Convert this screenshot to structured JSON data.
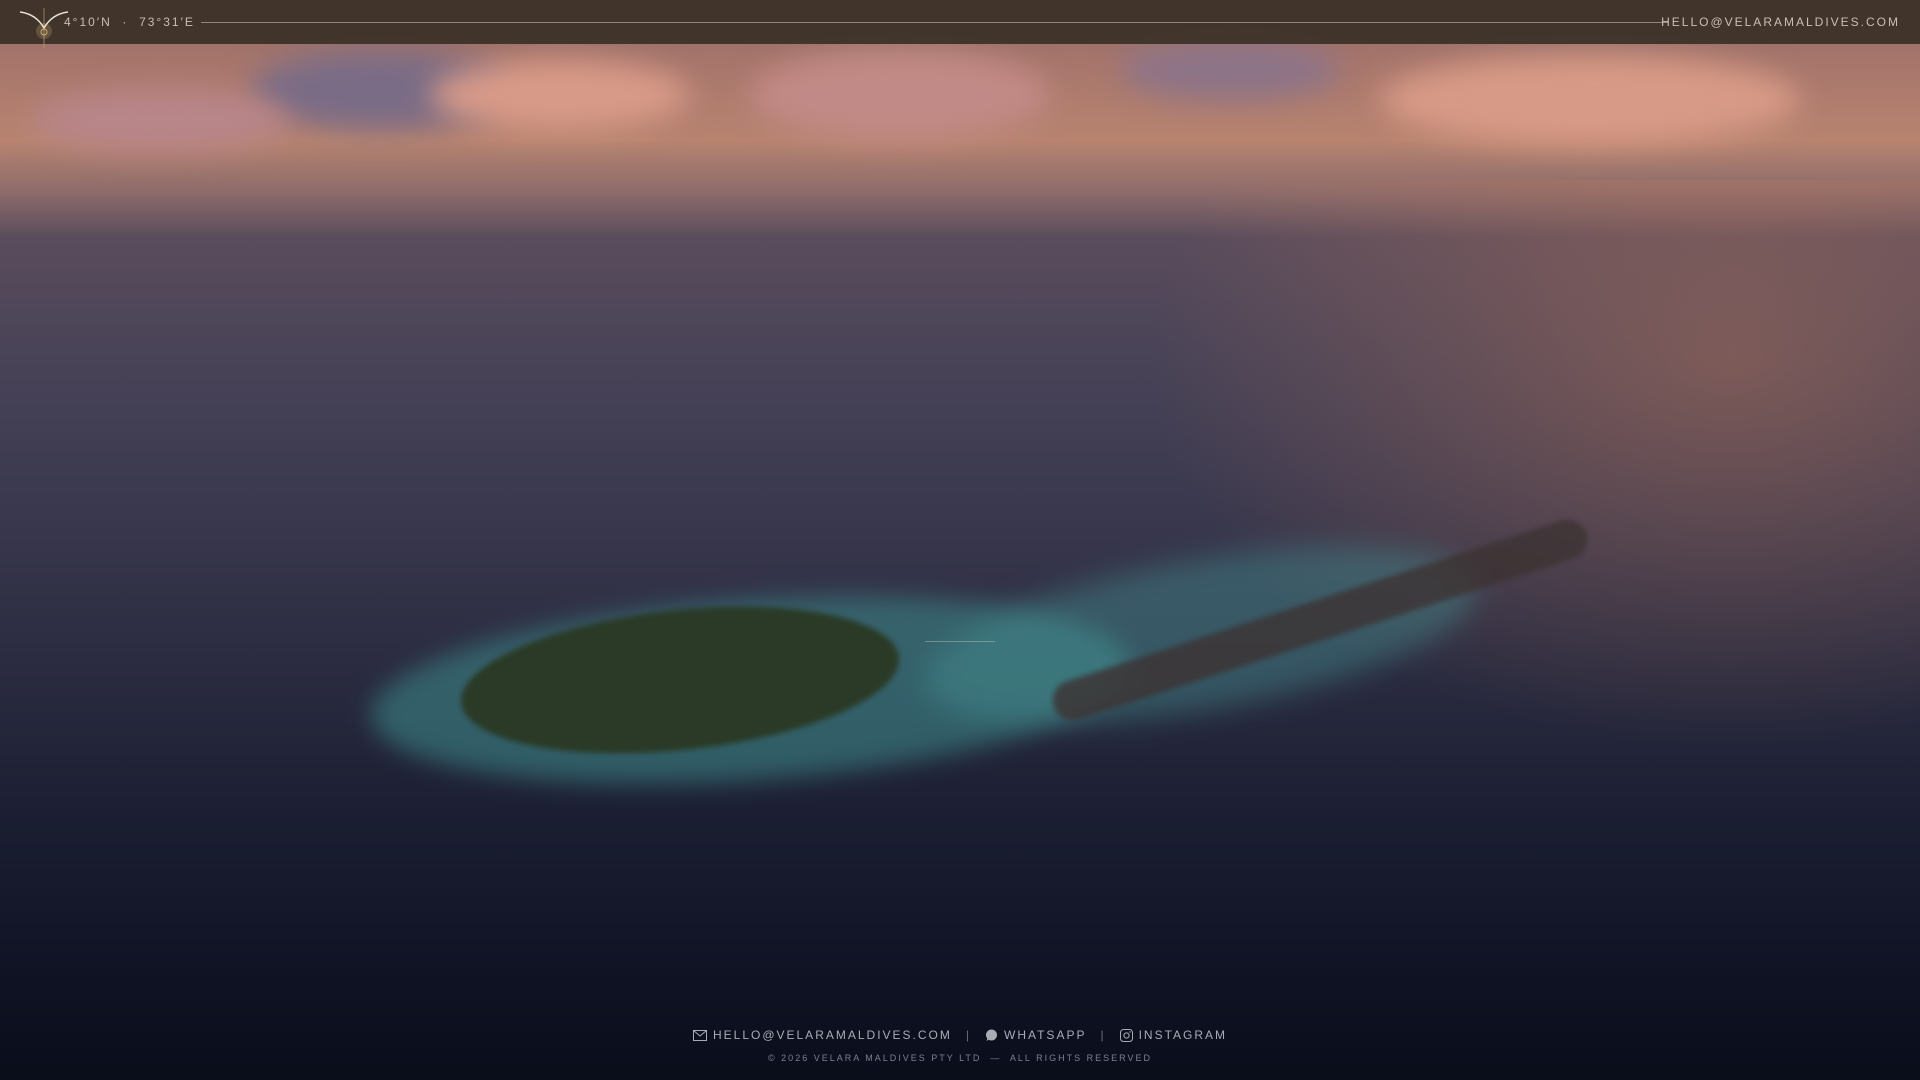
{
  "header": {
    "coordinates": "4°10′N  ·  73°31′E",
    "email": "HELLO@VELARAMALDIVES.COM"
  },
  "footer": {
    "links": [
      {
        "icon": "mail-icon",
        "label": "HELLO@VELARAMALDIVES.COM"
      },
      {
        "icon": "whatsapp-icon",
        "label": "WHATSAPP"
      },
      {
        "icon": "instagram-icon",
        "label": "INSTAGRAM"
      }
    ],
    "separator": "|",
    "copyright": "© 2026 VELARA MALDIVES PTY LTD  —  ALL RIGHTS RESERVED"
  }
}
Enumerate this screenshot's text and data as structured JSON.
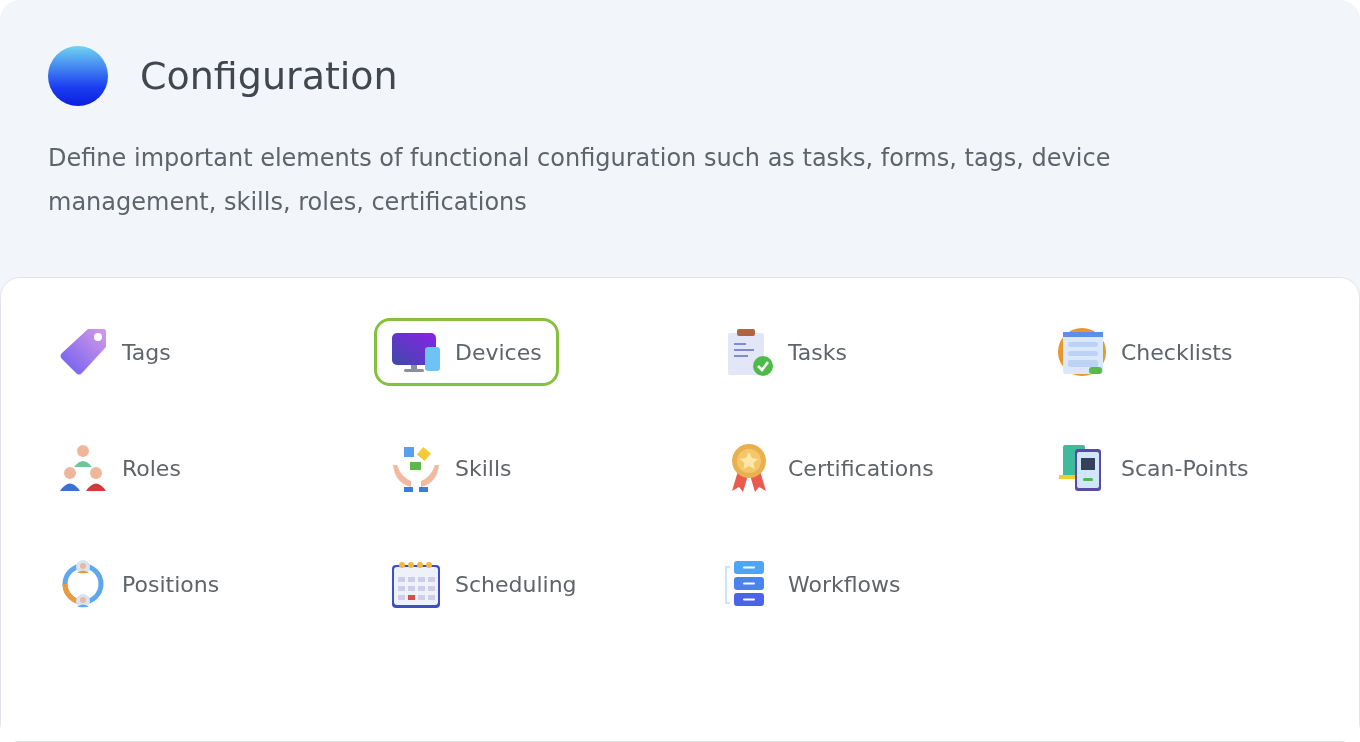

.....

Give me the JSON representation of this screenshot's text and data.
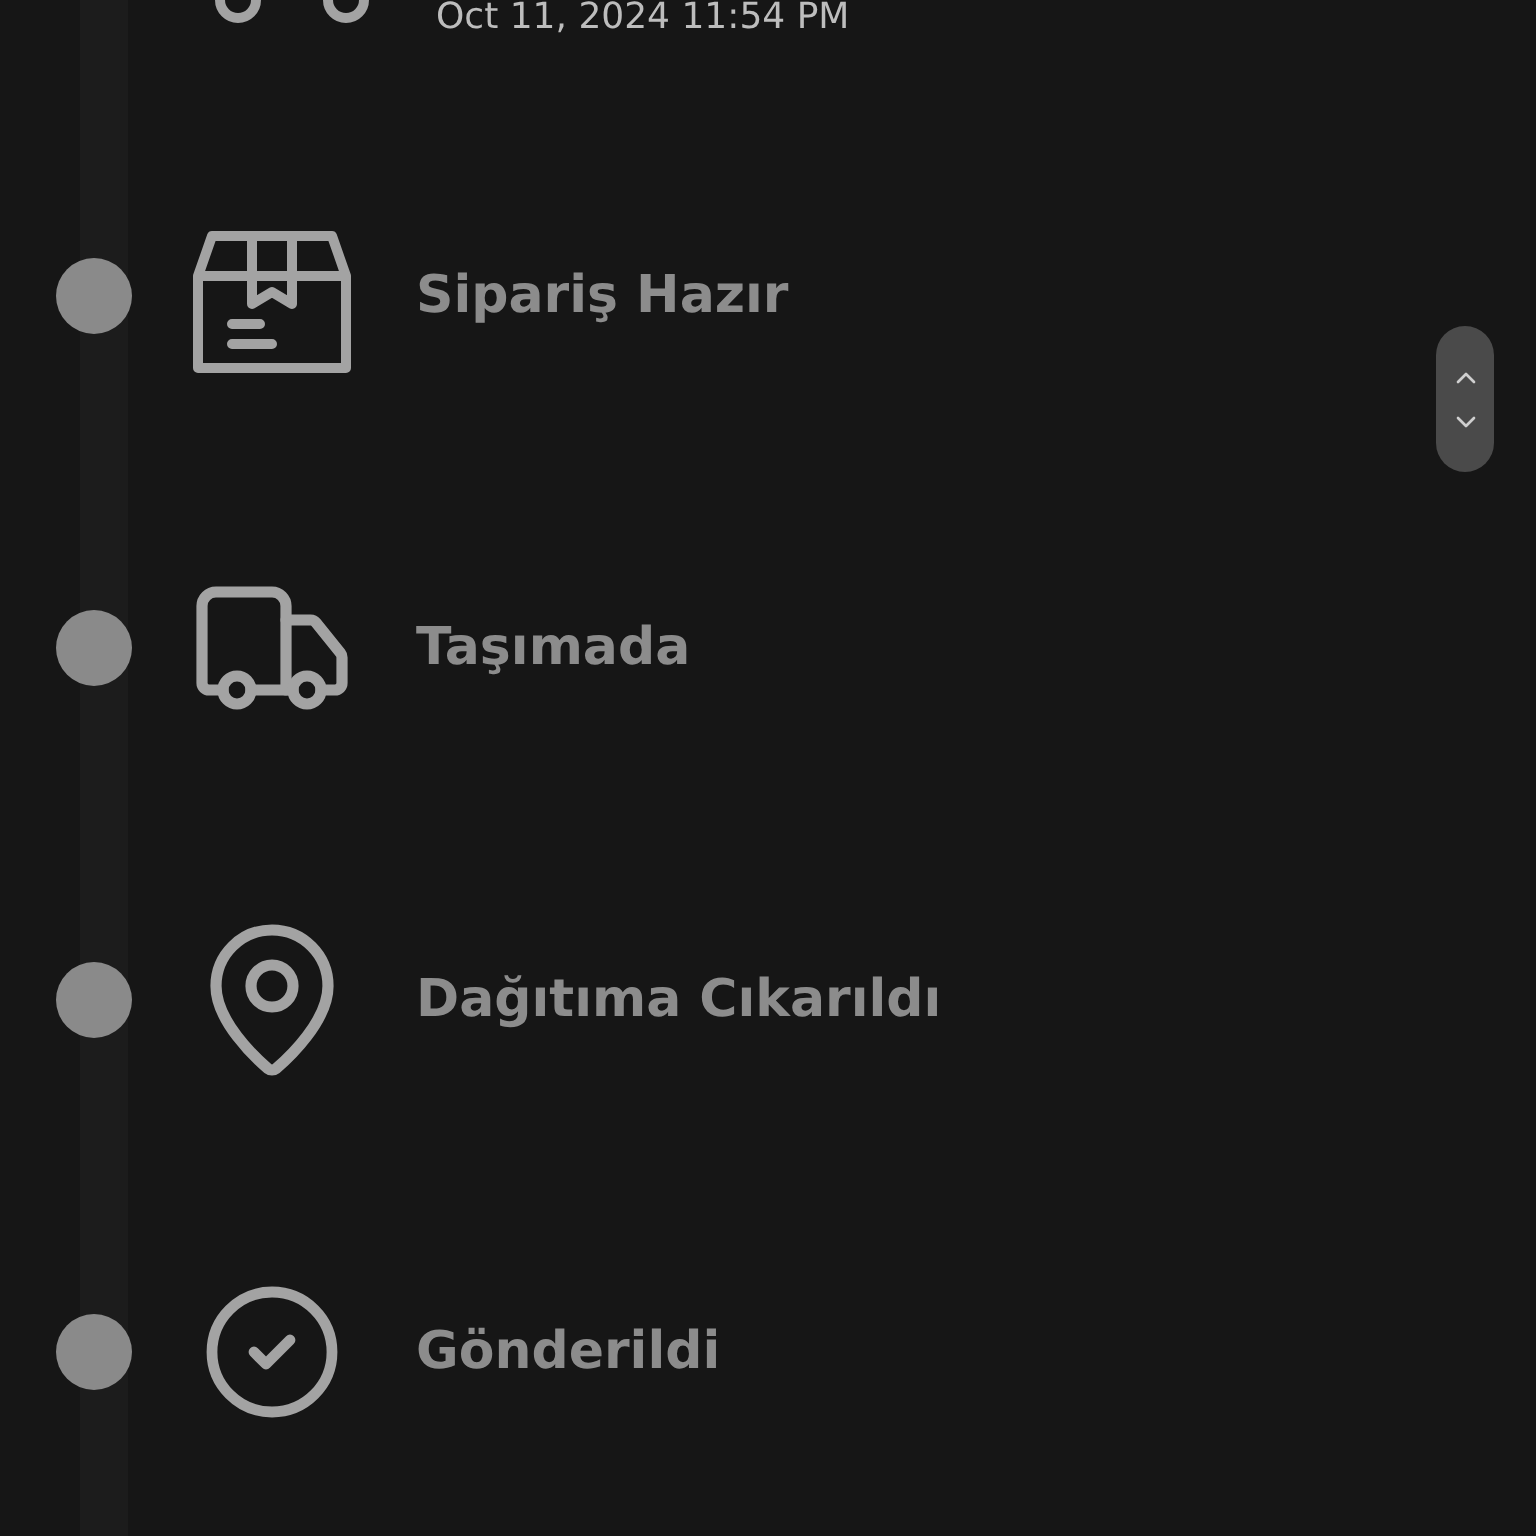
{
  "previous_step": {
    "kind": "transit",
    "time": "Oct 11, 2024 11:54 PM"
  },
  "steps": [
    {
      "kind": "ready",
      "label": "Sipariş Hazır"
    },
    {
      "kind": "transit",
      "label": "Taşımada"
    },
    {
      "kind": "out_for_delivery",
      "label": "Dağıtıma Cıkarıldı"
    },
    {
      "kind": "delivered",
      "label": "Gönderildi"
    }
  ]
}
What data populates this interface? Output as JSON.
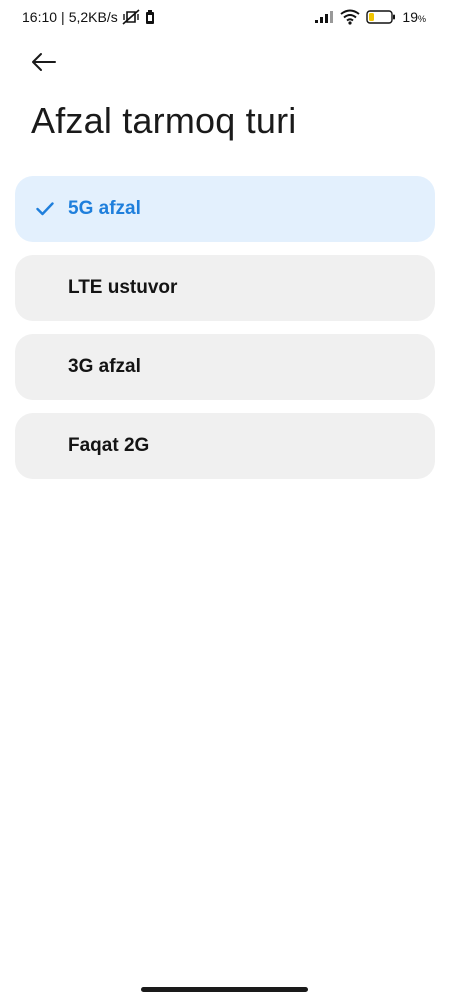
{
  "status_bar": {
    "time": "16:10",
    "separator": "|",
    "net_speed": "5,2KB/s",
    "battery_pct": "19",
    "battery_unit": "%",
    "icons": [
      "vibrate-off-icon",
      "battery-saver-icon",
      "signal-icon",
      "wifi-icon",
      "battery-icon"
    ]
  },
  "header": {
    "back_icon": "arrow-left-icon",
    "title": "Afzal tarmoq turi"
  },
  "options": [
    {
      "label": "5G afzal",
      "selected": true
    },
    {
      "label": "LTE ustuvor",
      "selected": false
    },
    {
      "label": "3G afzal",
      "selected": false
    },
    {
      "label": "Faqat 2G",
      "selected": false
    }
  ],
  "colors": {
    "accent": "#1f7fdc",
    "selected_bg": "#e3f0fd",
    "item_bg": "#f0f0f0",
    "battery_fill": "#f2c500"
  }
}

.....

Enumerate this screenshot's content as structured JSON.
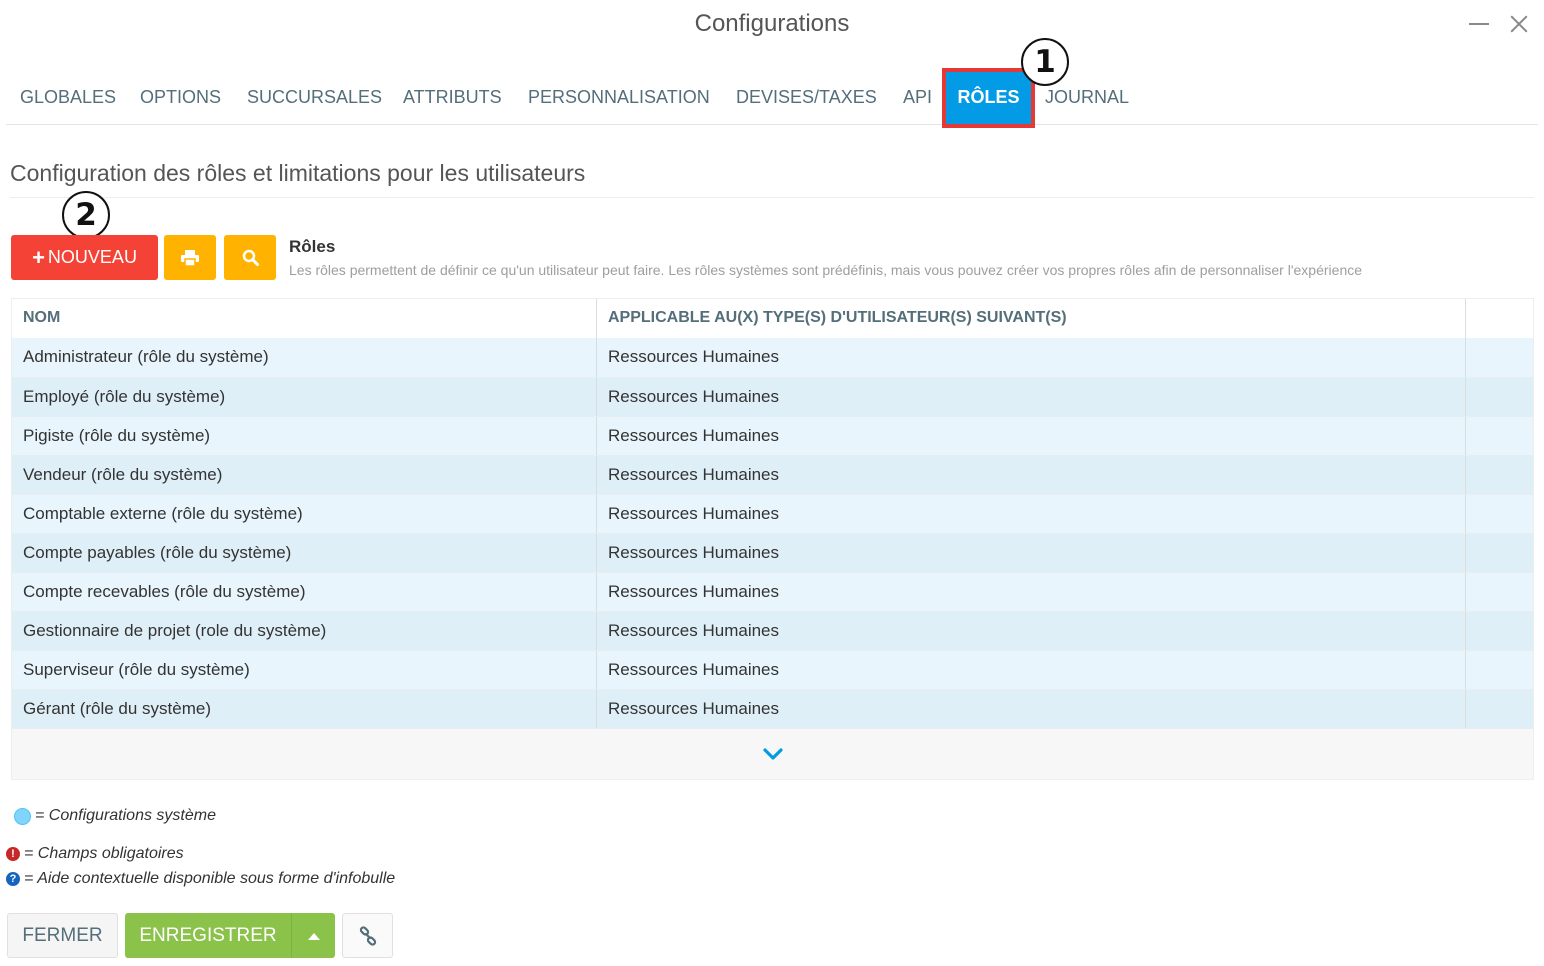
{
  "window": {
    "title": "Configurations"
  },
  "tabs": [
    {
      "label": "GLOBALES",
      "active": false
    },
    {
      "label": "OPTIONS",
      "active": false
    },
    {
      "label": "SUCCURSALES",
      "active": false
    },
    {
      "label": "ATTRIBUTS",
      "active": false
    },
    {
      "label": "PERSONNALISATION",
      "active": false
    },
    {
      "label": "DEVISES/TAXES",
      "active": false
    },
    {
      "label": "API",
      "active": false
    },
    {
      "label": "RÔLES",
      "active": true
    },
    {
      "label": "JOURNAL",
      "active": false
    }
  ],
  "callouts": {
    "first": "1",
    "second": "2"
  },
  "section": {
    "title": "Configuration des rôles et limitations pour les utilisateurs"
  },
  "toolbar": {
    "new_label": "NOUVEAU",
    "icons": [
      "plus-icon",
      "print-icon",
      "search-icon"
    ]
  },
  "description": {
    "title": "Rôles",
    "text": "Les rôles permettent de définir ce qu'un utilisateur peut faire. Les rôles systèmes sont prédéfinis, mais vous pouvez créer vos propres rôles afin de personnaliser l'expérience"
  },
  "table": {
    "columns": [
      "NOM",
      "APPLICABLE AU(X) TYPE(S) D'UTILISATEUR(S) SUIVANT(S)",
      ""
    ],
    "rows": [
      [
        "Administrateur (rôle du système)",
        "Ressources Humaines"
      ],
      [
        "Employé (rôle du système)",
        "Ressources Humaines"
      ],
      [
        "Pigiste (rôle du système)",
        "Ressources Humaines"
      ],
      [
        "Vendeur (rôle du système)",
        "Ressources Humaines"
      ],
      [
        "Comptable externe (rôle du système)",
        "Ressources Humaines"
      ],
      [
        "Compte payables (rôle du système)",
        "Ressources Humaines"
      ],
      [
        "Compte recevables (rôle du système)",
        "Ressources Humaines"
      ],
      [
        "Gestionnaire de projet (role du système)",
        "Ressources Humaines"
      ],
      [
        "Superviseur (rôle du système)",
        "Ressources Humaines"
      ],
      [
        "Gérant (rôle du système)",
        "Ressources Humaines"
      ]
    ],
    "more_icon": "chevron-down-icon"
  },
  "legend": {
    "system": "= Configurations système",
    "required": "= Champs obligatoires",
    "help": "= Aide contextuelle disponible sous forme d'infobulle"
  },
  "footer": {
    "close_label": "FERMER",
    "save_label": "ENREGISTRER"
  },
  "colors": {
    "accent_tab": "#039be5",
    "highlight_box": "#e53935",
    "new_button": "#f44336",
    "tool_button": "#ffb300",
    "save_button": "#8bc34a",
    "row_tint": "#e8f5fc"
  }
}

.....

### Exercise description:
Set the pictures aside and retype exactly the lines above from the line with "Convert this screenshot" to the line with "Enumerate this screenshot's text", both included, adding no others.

### Problem solution:
Convert this screenshot to structured JSON data.
{
  "header": {
    "coordinates": "4°10′N  ·  73°31′E",
    "email": "HELLO@VELARAMALDIVES.COM"
  },
  "footer": {
    "links": [
      {
        "icon": "mail-icon",
        "label": "HELLO@VELARAMALDIVES.COM"
      },
      {
        "icon": "whatsapp-icon",
        "label": "WHATSAPP"
      },
      {
        "icon": "instagram-icon",
        "label": "INSTAGRAM"
      }
    ],
    "separator": "|",
    "copyright": "© 2026 VELARA MALDIVES PTY LTD  —  ALL RIGHTS RESERVED"
  }
}
Enumerate this screenshot's text and data as structured JSON.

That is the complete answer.